◆ Task data

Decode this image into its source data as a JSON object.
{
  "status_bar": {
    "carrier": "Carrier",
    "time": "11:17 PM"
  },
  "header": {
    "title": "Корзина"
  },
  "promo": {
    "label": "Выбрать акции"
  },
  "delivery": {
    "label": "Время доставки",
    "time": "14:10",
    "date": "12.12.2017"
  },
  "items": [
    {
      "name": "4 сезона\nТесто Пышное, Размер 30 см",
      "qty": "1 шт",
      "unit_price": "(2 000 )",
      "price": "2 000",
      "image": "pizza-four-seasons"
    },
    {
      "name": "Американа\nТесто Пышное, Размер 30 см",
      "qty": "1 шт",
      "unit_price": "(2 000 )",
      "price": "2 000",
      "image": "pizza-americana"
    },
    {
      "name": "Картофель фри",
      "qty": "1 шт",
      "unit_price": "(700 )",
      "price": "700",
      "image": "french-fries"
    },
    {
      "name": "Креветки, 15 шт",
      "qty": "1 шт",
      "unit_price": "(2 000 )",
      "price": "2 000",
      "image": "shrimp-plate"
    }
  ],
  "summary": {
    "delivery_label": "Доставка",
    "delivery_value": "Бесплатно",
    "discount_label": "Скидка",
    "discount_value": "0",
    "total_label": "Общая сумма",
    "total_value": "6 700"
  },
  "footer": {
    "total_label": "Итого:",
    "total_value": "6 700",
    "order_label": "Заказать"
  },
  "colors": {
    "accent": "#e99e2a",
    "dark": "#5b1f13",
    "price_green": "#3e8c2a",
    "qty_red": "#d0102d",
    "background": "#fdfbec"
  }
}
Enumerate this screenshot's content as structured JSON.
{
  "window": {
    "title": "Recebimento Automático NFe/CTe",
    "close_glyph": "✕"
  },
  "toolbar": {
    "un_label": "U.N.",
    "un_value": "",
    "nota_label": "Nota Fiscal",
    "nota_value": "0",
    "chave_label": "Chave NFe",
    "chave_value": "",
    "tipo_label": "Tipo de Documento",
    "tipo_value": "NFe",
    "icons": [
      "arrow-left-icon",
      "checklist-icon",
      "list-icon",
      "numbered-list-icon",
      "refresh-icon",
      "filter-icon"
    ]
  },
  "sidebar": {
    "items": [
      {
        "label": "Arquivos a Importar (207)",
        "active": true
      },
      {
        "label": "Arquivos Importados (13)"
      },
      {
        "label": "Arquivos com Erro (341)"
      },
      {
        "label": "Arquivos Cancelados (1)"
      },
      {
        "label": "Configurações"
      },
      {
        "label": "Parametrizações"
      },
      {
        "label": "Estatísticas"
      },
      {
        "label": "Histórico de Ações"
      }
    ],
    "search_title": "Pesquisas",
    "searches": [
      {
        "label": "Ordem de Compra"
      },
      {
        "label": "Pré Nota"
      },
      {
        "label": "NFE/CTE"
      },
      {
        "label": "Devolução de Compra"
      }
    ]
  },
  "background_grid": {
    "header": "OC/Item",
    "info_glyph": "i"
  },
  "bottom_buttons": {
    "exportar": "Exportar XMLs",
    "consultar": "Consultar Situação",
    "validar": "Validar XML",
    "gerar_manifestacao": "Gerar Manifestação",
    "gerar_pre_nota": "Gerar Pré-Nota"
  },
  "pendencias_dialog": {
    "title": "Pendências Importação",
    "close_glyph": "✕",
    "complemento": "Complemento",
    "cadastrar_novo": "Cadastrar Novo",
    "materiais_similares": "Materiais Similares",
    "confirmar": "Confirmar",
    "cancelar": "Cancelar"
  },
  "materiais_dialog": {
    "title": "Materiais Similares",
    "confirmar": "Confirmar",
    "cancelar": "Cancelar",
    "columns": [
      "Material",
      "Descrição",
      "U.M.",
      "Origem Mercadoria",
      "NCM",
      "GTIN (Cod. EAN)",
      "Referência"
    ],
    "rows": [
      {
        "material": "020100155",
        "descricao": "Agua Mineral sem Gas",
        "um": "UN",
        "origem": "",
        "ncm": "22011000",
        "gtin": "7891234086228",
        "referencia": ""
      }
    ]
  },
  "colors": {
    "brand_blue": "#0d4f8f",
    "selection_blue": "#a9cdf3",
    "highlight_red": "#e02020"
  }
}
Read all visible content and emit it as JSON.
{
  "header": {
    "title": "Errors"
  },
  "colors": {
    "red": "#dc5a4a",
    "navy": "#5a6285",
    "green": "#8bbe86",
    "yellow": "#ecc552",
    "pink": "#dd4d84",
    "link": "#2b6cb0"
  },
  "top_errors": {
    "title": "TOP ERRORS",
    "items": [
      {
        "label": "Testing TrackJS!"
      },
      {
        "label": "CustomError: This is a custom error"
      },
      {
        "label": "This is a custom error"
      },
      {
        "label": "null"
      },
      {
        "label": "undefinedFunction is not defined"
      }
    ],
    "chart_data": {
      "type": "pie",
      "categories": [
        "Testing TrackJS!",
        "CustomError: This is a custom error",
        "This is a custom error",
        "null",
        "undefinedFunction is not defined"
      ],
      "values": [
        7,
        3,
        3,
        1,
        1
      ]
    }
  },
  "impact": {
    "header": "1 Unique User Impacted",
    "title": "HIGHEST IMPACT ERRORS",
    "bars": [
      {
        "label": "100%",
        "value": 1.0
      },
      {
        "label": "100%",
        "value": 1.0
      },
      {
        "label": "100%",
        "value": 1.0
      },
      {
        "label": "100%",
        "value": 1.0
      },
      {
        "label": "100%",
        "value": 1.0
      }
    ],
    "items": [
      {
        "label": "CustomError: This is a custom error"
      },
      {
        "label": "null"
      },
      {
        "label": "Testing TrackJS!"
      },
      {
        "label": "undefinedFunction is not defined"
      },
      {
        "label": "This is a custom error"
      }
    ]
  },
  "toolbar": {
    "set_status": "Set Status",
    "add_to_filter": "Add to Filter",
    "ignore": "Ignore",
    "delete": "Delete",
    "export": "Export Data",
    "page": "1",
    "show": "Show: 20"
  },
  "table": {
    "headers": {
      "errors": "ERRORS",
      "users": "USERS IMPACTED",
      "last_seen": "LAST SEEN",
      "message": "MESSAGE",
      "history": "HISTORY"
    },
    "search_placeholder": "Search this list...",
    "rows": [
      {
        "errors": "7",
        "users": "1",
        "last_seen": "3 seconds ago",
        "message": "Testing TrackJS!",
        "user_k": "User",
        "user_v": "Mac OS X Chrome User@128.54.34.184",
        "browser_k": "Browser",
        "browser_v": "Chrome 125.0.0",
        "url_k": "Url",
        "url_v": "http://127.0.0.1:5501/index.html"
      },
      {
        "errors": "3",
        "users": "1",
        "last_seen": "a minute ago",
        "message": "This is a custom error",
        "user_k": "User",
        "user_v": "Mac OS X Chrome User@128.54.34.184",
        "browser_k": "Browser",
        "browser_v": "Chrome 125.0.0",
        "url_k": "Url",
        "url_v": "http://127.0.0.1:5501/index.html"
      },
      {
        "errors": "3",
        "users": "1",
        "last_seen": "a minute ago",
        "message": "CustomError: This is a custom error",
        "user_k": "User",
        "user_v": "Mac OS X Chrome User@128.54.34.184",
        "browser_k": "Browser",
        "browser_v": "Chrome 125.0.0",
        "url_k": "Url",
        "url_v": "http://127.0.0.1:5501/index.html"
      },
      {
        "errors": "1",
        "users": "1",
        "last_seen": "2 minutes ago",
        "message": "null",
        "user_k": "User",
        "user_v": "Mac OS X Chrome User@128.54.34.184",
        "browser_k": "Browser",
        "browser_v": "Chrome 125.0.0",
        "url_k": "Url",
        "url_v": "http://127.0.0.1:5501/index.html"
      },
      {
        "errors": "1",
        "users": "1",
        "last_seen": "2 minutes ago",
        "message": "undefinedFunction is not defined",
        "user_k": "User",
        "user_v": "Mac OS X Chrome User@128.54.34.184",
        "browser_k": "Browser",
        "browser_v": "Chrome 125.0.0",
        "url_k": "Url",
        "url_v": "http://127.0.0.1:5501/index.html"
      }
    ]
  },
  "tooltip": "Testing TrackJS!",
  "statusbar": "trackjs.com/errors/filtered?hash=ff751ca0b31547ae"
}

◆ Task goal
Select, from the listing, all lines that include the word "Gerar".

◆ Result for this exercise
    "gerar_manifestacao": "Gerar Manifestação",
    "gerar_pre_nota": "Gerar Pré-Nota"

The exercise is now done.